**ASSIGNMENT**
State how many lines of the data below hold the string "chart", giving nothing but the number.

START EXERCISE DATA

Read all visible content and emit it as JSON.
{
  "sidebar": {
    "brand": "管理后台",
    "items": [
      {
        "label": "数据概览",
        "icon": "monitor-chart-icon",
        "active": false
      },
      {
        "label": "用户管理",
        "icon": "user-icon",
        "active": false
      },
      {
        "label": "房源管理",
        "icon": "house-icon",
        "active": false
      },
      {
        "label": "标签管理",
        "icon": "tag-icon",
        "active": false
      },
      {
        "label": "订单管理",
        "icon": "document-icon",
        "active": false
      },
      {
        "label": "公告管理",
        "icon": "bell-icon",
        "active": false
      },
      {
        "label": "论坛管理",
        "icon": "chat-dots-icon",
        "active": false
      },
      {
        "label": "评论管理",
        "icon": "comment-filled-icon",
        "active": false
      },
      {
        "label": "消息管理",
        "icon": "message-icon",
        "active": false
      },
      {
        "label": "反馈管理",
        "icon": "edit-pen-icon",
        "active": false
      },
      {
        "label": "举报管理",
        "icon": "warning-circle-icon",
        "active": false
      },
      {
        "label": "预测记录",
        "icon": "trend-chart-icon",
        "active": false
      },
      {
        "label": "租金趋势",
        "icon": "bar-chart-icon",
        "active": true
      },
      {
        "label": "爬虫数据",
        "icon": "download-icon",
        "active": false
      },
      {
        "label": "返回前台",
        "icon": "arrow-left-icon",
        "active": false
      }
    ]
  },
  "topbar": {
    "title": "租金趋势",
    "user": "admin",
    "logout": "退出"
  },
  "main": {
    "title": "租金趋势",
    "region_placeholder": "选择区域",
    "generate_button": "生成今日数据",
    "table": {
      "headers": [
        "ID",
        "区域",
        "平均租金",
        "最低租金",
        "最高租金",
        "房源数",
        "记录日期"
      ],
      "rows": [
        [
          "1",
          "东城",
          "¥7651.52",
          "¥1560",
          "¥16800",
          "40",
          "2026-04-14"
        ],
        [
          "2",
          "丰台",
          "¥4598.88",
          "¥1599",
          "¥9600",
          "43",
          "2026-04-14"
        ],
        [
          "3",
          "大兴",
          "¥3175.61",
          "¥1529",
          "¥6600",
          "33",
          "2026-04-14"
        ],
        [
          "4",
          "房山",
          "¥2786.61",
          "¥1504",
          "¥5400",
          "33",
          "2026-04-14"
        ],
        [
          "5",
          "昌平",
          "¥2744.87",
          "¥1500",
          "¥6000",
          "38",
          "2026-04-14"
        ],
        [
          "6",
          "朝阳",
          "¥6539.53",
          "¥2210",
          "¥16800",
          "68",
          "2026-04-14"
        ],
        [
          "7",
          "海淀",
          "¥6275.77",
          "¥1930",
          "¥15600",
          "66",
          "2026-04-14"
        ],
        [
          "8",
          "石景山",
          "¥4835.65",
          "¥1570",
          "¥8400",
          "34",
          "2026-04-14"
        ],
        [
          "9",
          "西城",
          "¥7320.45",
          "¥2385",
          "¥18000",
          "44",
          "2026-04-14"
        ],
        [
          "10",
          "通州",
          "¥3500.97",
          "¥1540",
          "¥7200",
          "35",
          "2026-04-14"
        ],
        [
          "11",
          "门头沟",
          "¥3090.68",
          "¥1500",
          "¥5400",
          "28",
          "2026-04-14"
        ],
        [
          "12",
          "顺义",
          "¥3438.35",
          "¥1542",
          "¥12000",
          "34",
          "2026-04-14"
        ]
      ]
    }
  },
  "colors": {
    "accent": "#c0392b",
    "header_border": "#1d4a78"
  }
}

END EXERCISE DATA

**SOLUTION TO THE PROBLEM**
3